Fighting spam is a big task; it’s big in costs, big in technology, and big in administration. What makes it harder is that some major players do not properly handle the SMTP protocol in a way that aligns with the various standards and RFC:s.
Message Labs (www.messagelabs.com) is a well known player on the spam prevention scene. Many companies use their services; some for inbound filtering, some for inbound and outbound filtering. I have recently noticed a problem in how Message Labs and other companies’ mail servers handle SMTP 4xx response codes. This may very well be a well-known problem, but it’s still a sad state of affairs.

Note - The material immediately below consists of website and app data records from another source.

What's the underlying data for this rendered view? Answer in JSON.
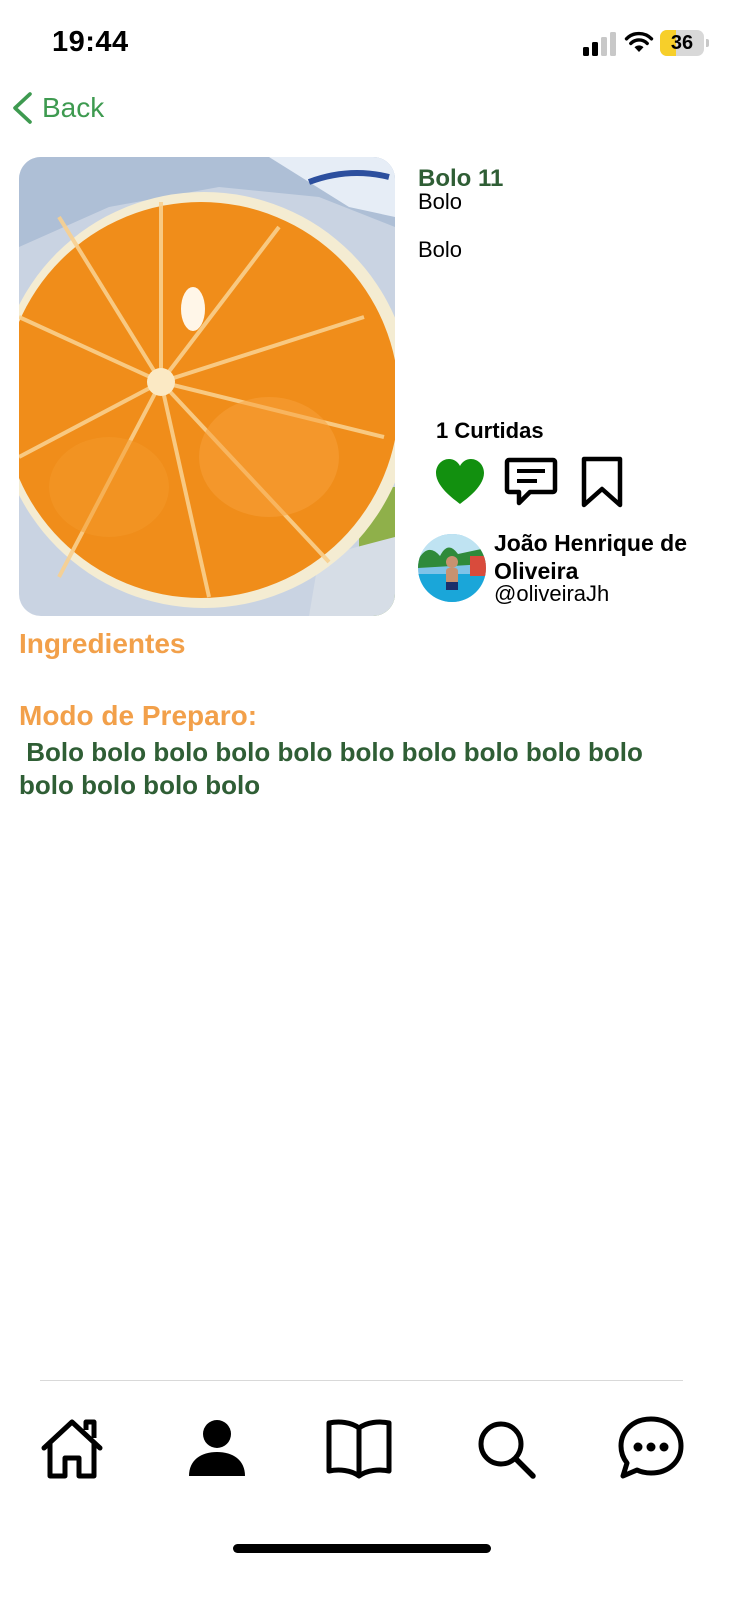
{
  "status_bar": {
    "time": "19:44",
    "battery_level": "36",
    "battery_fraction": 0.36
  },
  "header": {
    "back_label": "Back",
    "back_icon": "chevron-left-icon"
  },
  "recipe": {
    "image_subject": "orange slice",
    "title": "Bolo 11",
    "category": "Bolo",
    "description": "Bolo",
    "likes_label": "1 Curtidas",
    "liked": true
  },
  "actions": {
    "like_icon": "heart-icon",
    "comment_icon": "comment-icon",
    "save_icon": "bookmark-icon"
  },
  "author": {
    "name": "João Henrique de Oliveira",
    "handle": "@oliveiraJh"
  },
  "sections": {
    "ingredients_heading": "Ingredientes",
    "preparation_heading": "Modo de Preparo:",
    "preparation_text": " Bolo bolo bolo bolo bolo bolo bolo bolo bolo bolo bolo bolo bolo bolo"
  },
  "bottom_nav": [
    {
      "icon": "home-icon"
    },
    {
      "icon": "profile-icon",
      "active": true
    },
    {
      "icon": "book-icon"
    },
    {
      "icon": "search-icon"
    },
    {
      "icon": "chat-icon"
    }
  ],
  "colors": {
    "accent_green": "#3e9a50",
    "title_green": "#2f5e35",
    "heart_green": "#12900f",
    "heading_orange": "#f2a04a",
    "battery_yellow": "#f7cf2a"
  }
}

It seems like some people capable of coding aren’t necessarily capable of reading. Looking at how greylisting is done by many servers, the SMTP 450 response code is used to force a “temporary failure”, in an attempt to get rid of spam attacks; where speed of delivery is the primary concern. Spammers typically do not want to hang around and wait for a “successful delivery” if it takes more than one attempt to accomplish this. Enter greylisting. Now, just because the 450 response is the most widely used, doesn’t mean it’s the only 4xx response that needs to be handled as a temporary failure!
Yet, when Message Labs receives a 452 response code, they do not treat it like they treat a 450 response. So instead of waiting for “a while”, they retry, and retry, and retry, until they have reached their maximum number of attempts and simply go tits up (in other words, “message delivery failed”). The problem here is, of course, that greylisting demands that you wait for say, 10-15-30 minutes before trying again, otherwise it’s an obvious attempt at forcing the anti-spam barrier.
How hard can it be to read the specs?
I wonder if this is the same people that, in their code, remove files and don’t check the result of the I/O operation, and then further down the code, assume that the file MUST have been deleted OK, because exceptions never occur, right?!
Can you say FAULT TOLERANT?!